» EXERCISE INSTRUCTIONS: Repeat every record below exactly, omitting any pictures.

#### AVAILABLE RECORDS

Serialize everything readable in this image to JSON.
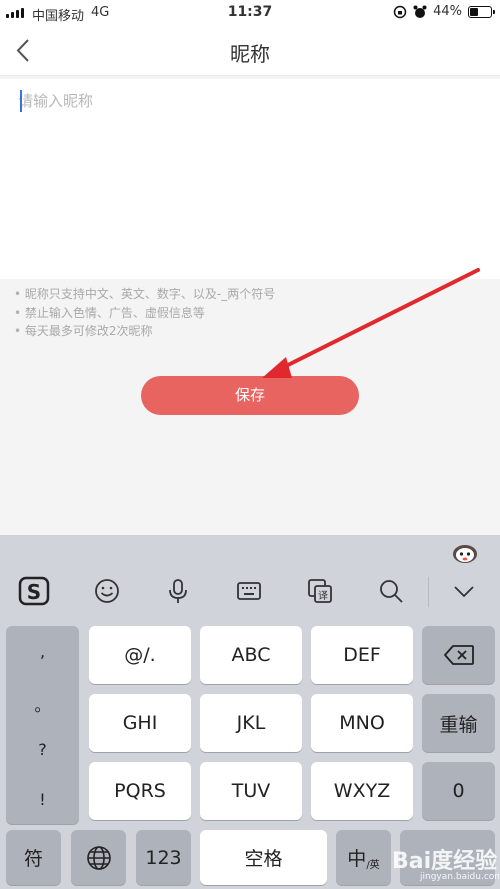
{
  "status_bar": {
    "carrier": "中国移动",
    "network": "4G",
    "time": "11:37",
    "battery": "44%",
    "battery_level": 0.44
  },
  "nav": {
    "title": "昵称"
  },
  "input": {
    "placeholder": "请输入昵称",
    "value": ""
  },
  "notes": [
    "昵称只支持中文、英文、数字、以及-_两个符号",
    "禁止输入色情、广告、虚假信息等",
    "每天最多可修改2次昵称"
  ],
  "save_button": {
    "label": "保存",
    "color": "#e86460"
  },
  "annotation": {
    "color": "#e0282e"
  },
  "keyboard": {
    "left_column": [
      ",",
      "。",
      "?",
      "!"
    ],
    "row1": [
      "@/.",
      "ABC",
      "DEF"
    ],
    "row2": [
      "GHI",
      "JKL",
      "MNO"
    ],
    "row3": [
      "PQRS",
      "TUV",
      "WXYZ"
    ],
    "reenter": "重输",
    "zero": "0",
    "bottom": {
      "symbol": "符",
      "num": "123",
      "space": "空格",
      "lang": "中",
      "lang_sub": "/英"
    }
  },
  "watermark": {
    "main": "Bai度经验",
    "sub": "jingyan.baidu.com"
  }
}
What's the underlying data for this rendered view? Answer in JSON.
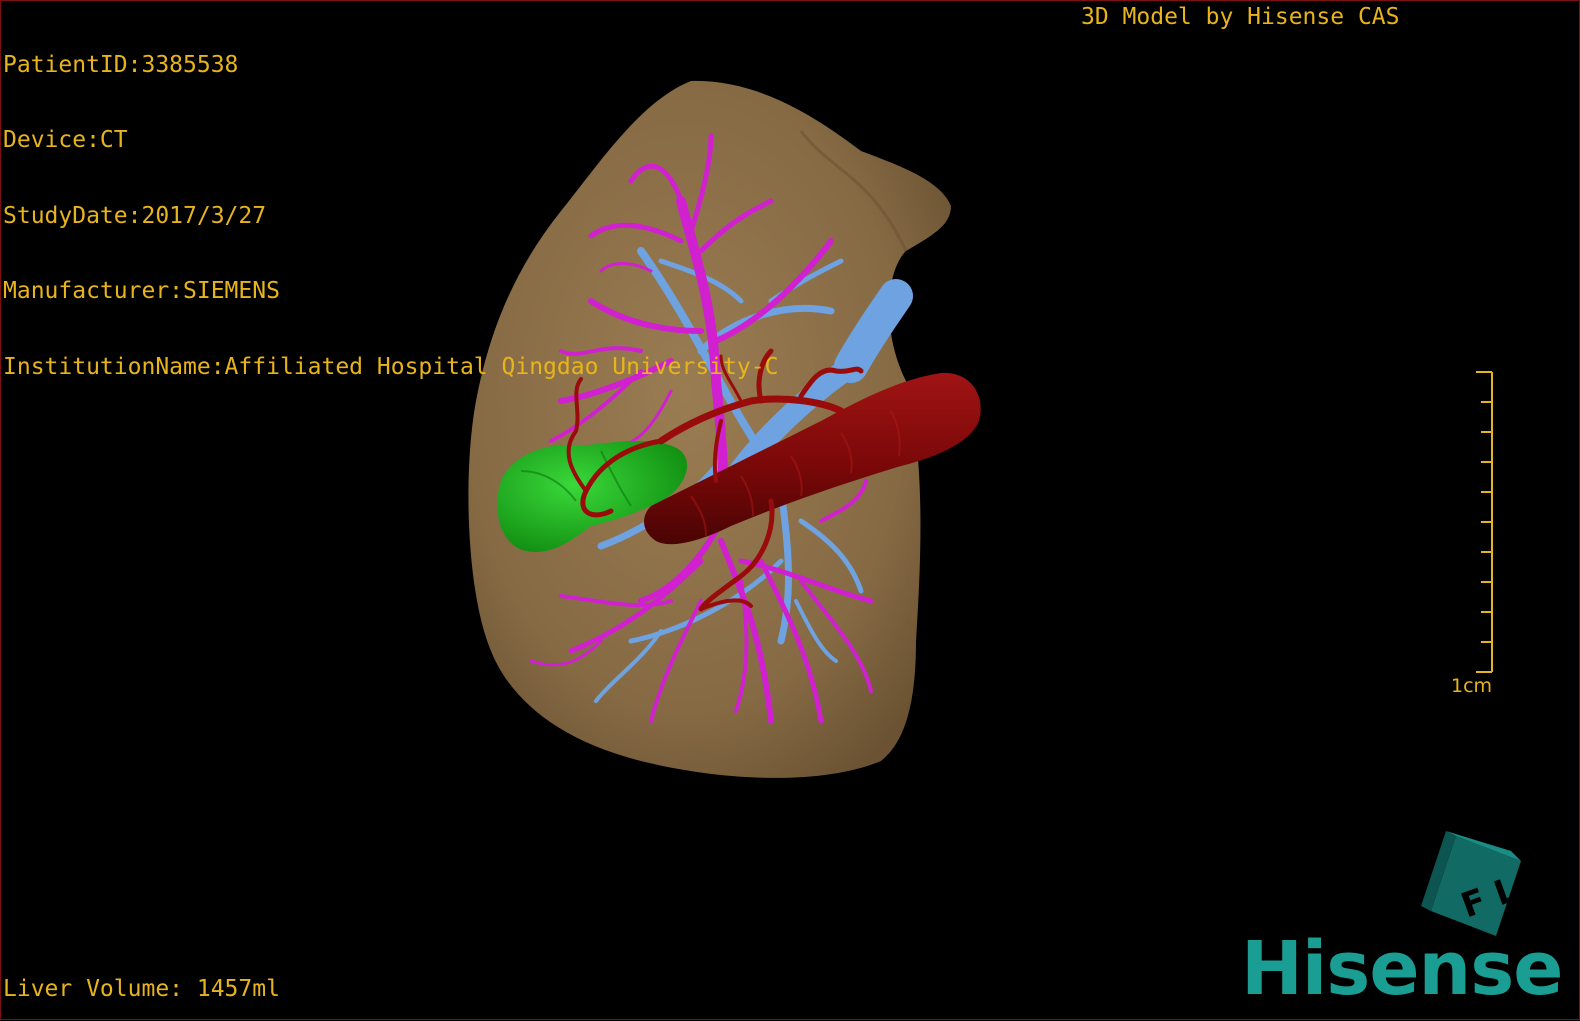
{
  "overlay": {
    "patient_id": "PatientID:3385538",
    "device": "Device:CT",
    "study_date": "StudyDate:2017/3/27",
    "manufacturer": "Manufacturer:SIEMENS",
    "institution": "InstitutionName:Affiliated Hospital Qingdao University-C",
    "brand_line": "3D Model by Hisense CAS",
    "liver_volume": "Liver Volume: 1457ml",
    "scale_label": "1cm"
  },
  "logo": {
    "cube_text": "F L",
    "name": "Hisense"
  },
  "colors": {
    "overlay_text": "#e8b41c",
    "liver": "#8b7048",
    "hepatic_vein": "#d020d0",
    "portal_vein": "#6ea2e0",
    "artery": "#8b0a0a",
    "gallbladder": "#1fb81f",
    "logo": "#1a9e93"
  }
}
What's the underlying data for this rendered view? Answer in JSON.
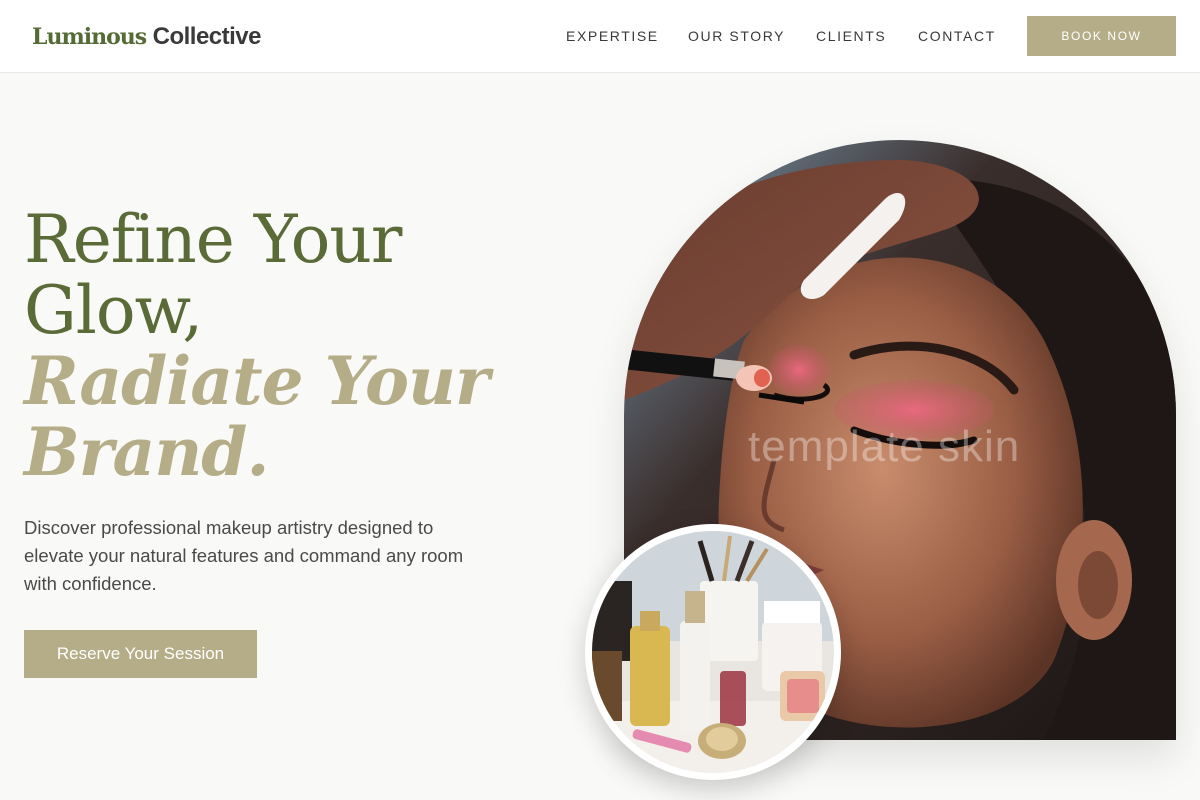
{
  "brand": {
    "name_part1": "Luminous",
    "name_part2": "Collective"
  },
  "nav": {
    "items": [
      {
        "label": "EXPERTISE"
      },
      {
        "label": "OUR STORY"
      },
      {
        "label": "CLIENTS"
      },
      {
        "label": "CONTACT"
      }
    ],
    "book_label": "BOOK NOW"
  },
  "hero": {
    "headline_line1": "Refine Your",
    "headline_line2": "Glow,",
    "headline_line3": "Radiate Your",
    "headline_line4": "Brand.",
    "description": "Discover professional makeup artistry designed to elevate your natural features and command any room with confidence.",
    "cta_label": "Reserve Your Session"
  },
  "media": {
    "watermark": "template skin"
  },
  "colors": {
    "accent_gold": "#b5ad88",
    "accent_green": "#5a6b38",
    "background": "#f9f9f7"
  }
}
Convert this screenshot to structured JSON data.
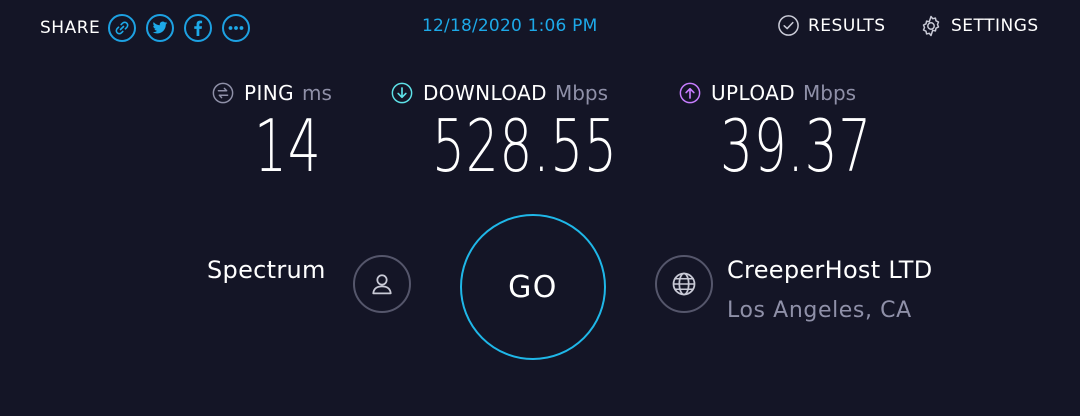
{
  "header": {
    "share_label": "SHARE",
    "share_buttons": [
      {
        "icon": "link-icon"
      },
      {
        "icon": "twitter-icon"
      },
      {
        "icon": "facebook-icon"
      },
      {
        "icon": "more-icon"
      }
    ],
    "timestamp": "12/18/2020 1:06 PM",
    "results_label": "RESULTS",
    "settings_label": "SETTINGS"
  },
  "metrics": {
    "ping": {
      "name": "PING",
      "unit": "ms",
      "value": "14"
    },
    "download": {
      "name": "DOWNLOAD",
      "unit": "Mbps",
      "value": "528.55"
    },
    "upload": {
      "name": "UPLOAD",
      "unit": "Mbps",
      "value": "39.37"
    }
  },
  "isp": {
    "name": "Spectrum"
  },
  "go": {
    "label": "GO"
  },
  "server": {
    "name": "CreeperHost LTD",
    "location": "Los Angeles, CA"
  },
  "colors": {
    "background": "#141526",
    "accent_blue": "#1da9e8",
    "download_icon": "#5ee2e8",
    "upload_icon": "#c77dff",
    "muted_text": "#8f90a8"
  }
}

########

» OUTPUT OF THE TASK:
Serialize everything readable in this image to JSON.
{
  "status_bar": {
    "carrier": "中国移动",
    "network": "4G",
    "time": "11:37",
    "battery": "44%",
    "battery_level": 0.44
  },
  "nav": {
    "title": "昵称"
  },
  "input": {
    "placeholder": "请输入昵称",
    "value": ""
  },
  "notes": [
    "昵称只支持中文、英文、数字、以及-_两个符号",
    "禁止输入色情、广告、虚假信息等",
    "每天最多可修改2次昵称"
  ],
  "save_button": {
    "label": "保存",
    "color": "#e86460"
  },
  "annotation": {
    "color": "#e0282e"
  },
  "keyboard": {
    "left_column": [
      ",",
      "。",
      "?",
      "!"
    ],
    "row1": [
      "@/.",
      "ABC",
      "DEF"
    ],
    "row2": [
      "GHI",
      "JKL",
      "MNO"
    ],
    "row3": [
      "PQRS",
      "TUV",
      "WXYZ"
    ],
    "reenter": "重输",
    "zero": "0",
    "bottom": {
      "symbol": "符",
      "num": "123",
      "space": "空格",
      "lang": "中",
      "lang_sub": "/英"
    }
  },
  "watermark": {
    "main": "Bai度经验",
    "sub": "jingyan.baidu.com"
  }
}
What's the underlying data for this rendered view? Answer in JSON.
{
  "overlay": {
    "patient_id": "PatientID:3385538",
    "device": "Device:CT",
    "study_date": "StudyDate:2017/3/27",
    "manufacturer": "Manufacturer:SIEMENS",
    "institution": "InstitutionName:Affiliated Hospital Qingdao University-C",
    "brand_line": "3D Model by Hisense CAS",
    "liver_volume": "Liver Volume: 1457ml",
    "scale_label": "1cm"
  },
  "logo": {
    "cube_text": "F L",
    "name": "Hisense"
  },
  "colors": {
    "overlay_text": "#e8b41c",
    "liver": "#8b7048",
    "hepatic_vein": "#d020d0",
    "portal_vein": "#6ea2e0",
    "artery": "#8b0a0a",
    "gallbladder": "#1fb81f",
    "logo": "#1a9e93"
  }
}
What's the underlying data for this rendered view? Answer in JSON.
{
  "brand": {
    "name_part1": "Luminous",
    "name_part2": "Collective"
  },
  "nav": {
    "items": [
      {
        "label": "EXPERTISE"
      },
      {
        "label": "OUR STORY"
      },
      {
        "label": "CLIENTS"
      },
      {
        "label": "CONTACT"
      }
    ],
    "book_label": "BOOK NOW"
  },
  "hero": {
    "headline_line1": "Refine Your",
    "headline_line2": "Glow,",
    "headline_line3": "Radiate Your",
    "headline_line4": "Brand.",
    "description": "Discover professional makeup artistry designed to elevate your natural features and command any room with confidence.",
    "cta_label": "Reserve Your Session"
  },
  "media": {
    "watermark": "template skin"
  },
  "colors": {
    "accent_gold": "#b5ad88",
    "accent_green": "#5a6b38",
    "background": "#f9f9f7"
  }
}
Convert this screenshot to structured JSON data.
{
  "header": {
    "share_label": "SHARE",
    "share_buttons": [
      {
        "icon": "link-icon"
      },
      {
        "icon": "twitter-icon"
      },
      {
        "icon": "facebook-icon"
      },
      {
        "icon": "more-icon"
      }
    ],
    "timestamp": "12/18/2020 1:06 PM",
    "results_label": "RESULTS",
    "settings_label": "SETTINGS"
  },
  "metrics": {
    "ping": {
      "name": "PING",
      "unit": "ms",
      "value": "14"
    },
    "download": {
      "name": "DOWNLOAD",
      "unit": "Mbps",
      "value": "528.55"
    },
    "upload": {
      "name": "UPLOAD",
      "unit": "Mbps",
      "value": "39.37"
    }
  },
  "isp": {
    "name": "Spectrum"
  },
  "go": {
    "label": "GO"
  },
  "server": {
    "name": "CreeperHost LTD",
    "location": "Los Angeles, CA"
  },
  "colors": {
    "background": "#141526",
    "accent_blue": "#1da9e8",
    "download_icon": "#5ee2e8",
    "upload_icon": "#c77dff",
    "muted_text": "#8f90a8"
  }
}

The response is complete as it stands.